Since the Shoah, a noteworthy change has taken place in the Lutheran churches concerning our view of Judaism and the Jewish people, a change of a kind previously unknown in the history of our churches. In its Driebergen Declaration (1991), the European Lutheran Commission on the Church and the Jewish People (Lutherische Europäische Kommission Kirche und Judentum, LEKKJ), which represents twenty-five Lutheran church bodies in Europe, rejected the traditional Christian “teaching of contempt” towards Jews and Judaism, and in particular, the anti-Jewish writings of Martin Luther, and it called for the reformation of church practice in the light of these insights.
Against this background, LEKKJ welcomes the issuance of Dabru Emet: A Jewish Statement on Christians and Christianity. We see in this statement a confirmation of our own work of these past years. Dabru Emet is for us an encouragement and an incentive to continue this work.
We are aware that these hard-won insights must be made determinative for the life of our congregations, and that there are many tasks yet before us. We know that we must reexamine themes in Lutheran theology that in the past have repeatedly given rise to enmity towards Jews. Dabru Emet impels us to formulate more clearly central elements of the Christian faith in light of Jewish questions, for example the Trinitarian development of our faith in the one God.
Fully aware that Dabru Emet is in the first instance an intra-Jewish invitation to conversation, we see in this statement also an aid to us in expressing and living out our faith in such a way that we do not denigrate Jews, but rather respect them in their otherness, and are enabled to give an account of our own identity more clearly as we scrutinize it in the light of how others see us.
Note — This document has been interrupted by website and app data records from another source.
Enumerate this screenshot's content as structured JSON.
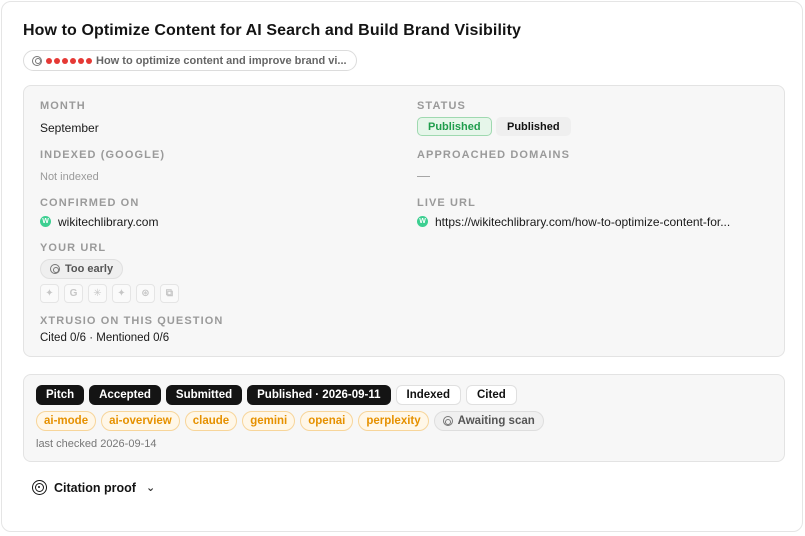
{
  "title": "How to Optimize Content for AI Search and Build Brand Visibility",
  "query_chip": {
    "text": "How to optimize content and improve brand vi..."
  },
  "details": {
    "month_label": "MONTH",
    "month_value": "September",
    "status_label": "STATUS",
    "status_primary": "Published",
    "status_secondary": "Published",
    "indexed_label": "INDEXED (GOOGLE)",
    "indexed_value": "Not indexed",
    "approached_label": "APPROACHED DOMAINS",
    "approached_value": "—",
    "confirmed_label": "CONFIRMED ON",
    "confirmed_value": "wikitechlibrary.com",
    "live_url_label": "LIVE URL",
    "live_url_value": "https://wikitechlibrary.com/how-to-optimize-content-for...",
    "your_url_label": "YOUR URL",
    "too_early": "Too early",
    "engines": [
      "sparkle-icon",
      "google-icon",
      "asterisk-icon",
      "gemini-icon",
      "openai-icon",
      "perplexity-icon"
    ],
    "xtrusio_label": "XTRUSIO ON THIS QUESTION",
    "xtrusio_value": "Cited 0/6 · Mentioned 0/6"
  },
  "pipeline": {
    "steps": [
      "Pitch",
      "Accepted",
      "Submitted",
      "Published · 2026-09-11",
      "Indexed",
      "Cited"
    ],
    "engines": [
      "ai-mode",
      "ai-overview",
      "claude",
      "gemini",
      "openai",
      "perplexity"
    ],
    "scan_label": "Awaiting scan",
    "last_checked": "last checked 2026-09-14"
  },
  "citation": {
    "label": "Citation proof"
  },
  "colors": {
    "accent_dark": "#141414",
    "published_green": "#1f9d4c",
    "engine_orange": "#e69100",
    "dot_red": "#e53935",
    "wp_green": "#3ccf91"
  }
}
Graz, Austria May 12, 2003
Translated from the German by Franklin Sherman and Hans Popper